[Website and app data records]
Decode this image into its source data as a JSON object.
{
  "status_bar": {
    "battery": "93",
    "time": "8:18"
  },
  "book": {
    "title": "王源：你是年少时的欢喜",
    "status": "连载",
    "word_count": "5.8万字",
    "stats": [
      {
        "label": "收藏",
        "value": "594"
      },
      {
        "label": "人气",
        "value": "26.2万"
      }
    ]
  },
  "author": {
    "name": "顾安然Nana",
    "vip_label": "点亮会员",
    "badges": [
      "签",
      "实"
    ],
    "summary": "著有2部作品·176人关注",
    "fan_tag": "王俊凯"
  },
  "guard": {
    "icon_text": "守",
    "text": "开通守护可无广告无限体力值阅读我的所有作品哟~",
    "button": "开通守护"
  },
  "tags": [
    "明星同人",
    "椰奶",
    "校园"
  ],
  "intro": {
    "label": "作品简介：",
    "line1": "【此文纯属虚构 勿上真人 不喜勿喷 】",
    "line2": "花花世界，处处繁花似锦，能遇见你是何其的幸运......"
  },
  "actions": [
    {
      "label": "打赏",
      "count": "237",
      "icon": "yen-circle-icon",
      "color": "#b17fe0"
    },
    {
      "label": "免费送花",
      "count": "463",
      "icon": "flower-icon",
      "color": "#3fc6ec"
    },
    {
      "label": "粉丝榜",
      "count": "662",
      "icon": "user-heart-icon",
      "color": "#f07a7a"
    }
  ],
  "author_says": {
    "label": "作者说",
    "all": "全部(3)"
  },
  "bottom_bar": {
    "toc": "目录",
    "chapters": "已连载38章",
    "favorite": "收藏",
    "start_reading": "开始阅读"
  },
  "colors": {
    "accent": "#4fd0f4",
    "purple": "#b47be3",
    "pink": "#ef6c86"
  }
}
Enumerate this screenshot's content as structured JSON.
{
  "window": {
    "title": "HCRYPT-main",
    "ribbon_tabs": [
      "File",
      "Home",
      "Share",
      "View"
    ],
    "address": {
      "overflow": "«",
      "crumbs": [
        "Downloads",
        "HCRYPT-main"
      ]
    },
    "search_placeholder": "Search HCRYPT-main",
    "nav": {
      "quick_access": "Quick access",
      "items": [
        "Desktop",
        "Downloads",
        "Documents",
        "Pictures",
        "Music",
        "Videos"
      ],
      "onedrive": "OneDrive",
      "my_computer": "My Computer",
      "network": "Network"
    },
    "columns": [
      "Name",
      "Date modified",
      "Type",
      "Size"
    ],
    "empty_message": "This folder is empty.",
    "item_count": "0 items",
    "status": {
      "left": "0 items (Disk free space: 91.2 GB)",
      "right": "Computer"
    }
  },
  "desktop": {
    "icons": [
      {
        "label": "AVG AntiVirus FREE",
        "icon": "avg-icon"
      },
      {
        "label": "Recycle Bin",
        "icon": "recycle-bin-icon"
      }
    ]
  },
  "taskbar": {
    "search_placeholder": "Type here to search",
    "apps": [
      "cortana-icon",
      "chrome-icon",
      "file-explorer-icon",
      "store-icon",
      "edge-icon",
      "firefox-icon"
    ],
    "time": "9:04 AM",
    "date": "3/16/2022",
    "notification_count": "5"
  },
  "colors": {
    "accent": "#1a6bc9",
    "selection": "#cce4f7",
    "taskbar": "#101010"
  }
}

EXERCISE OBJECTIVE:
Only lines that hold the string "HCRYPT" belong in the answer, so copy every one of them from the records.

PROBLEM SOLUTION:
    "title": "HCRYPT-main",
        "HCRYPT-main"
    "search_placeholder": "Search HCRYPT-main",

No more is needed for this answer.